Joshua Allen

The Land Took the Shape of a Woman / Alex Duensing

The railyards bellow lewd chants outside my skeletal, half-plastered wall: the chucking mechanics incanting a cultish moan. I don’t know what they ask for though they never stop asking. They never let me sleep until, with cobwebbed eyes, I strangle my pillow, giving up. Dawn draws closer each time I freeze and shiverwalk around, my palms wiping warmth along my arms. My shirt billows looser each night. A train howls and far out, through the screen of sideways snow, the city lights never change. Downstairs, Mom clatters dishes—her hands shake now. Soon, she’ll rest on the burnt couch watching infomercials for desirable things as she knits clothes to keep me warm. With her hands, she makes them uneven—the best hat slants, covering only one ear. She’s embarrassed how red the other is when I come home late. I tell her I like the other ear better, but she frets about my looks, saying I’d need them when people begin to look at me. After dinner, we sit silent on the couch, covered by four comforters, watching reruns of All in the Family. She laughs without laughing aloud, her body shaking. We don’t light the fireplace anymore, but we keep each other warm for a half-hour; if it’s nearing zero, we’ll huddle for an hour. A dish shatters downstairs and the world hiccups. The workers are on break. In the morning, I will be eighteen; I could lengthen the silence, but I wrap myself in her quilt and wait for the sound to return. There’s always another absence to fill.

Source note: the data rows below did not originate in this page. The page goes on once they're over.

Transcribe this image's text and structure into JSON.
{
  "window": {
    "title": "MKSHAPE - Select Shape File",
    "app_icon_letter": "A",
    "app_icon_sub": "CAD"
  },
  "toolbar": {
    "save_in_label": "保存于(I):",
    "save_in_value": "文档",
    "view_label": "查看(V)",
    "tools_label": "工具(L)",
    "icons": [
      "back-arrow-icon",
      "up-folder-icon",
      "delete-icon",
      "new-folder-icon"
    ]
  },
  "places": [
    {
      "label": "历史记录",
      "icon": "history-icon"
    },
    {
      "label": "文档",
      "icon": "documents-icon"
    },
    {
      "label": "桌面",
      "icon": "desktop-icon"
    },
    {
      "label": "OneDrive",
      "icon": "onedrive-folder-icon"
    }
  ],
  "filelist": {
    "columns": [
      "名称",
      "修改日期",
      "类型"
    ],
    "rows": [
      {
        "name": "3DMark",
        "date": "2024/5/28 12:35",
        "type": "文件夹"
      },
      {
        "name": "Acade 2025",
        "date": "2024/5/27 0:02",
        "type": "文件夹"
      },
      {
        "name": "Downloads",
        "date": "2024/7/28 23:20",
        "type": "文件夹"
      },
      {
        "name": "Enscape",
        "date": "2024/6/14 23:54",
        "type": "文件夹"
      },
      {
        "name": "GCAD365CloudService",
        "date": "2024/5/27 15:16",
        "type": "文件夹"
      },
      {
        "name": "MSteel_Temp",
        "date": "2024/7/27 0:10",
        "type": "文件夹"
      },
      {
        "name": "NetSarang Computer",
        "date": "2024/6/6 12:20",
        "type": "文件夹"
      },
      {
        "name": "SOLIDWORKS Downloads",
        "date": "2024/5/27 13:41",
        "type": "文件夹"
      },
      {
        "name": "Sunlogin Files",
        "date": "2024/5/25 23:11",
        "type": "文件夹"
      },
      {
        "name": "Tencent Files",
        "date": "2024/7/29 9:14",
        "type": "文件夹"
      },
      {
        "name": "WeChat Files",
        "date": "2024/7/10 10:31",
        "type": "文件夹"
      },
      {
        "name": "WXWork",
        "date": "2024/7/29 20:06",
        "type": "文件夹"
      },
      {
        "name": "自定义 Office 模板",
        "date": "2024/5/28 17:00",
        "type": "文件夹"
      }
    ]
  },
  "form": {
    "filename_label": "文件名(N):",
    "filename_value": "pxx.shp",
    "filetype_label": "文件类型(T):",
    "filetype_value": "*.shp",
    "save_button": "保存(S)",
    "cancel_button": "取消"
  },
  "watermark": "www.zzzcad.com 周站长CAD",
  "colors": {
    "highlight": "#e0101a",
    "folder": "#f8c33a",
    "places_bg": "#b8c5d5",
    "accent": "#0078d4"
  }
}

Joshua Allen is a junior attending Indiana University Bloomington.

Alex Duensing. Graduate of William Paterson and Columbia? Yes. Ran for St. Petersburg, FL, City Council? Yes. Won? No. Stopped Mayan Apocalypse on rooftop with performance art? Yup. Strange but nice fellow? Clearly. Able to create mechanical engines that run completely on the energy a person creates while appreciating a painting? Not yet.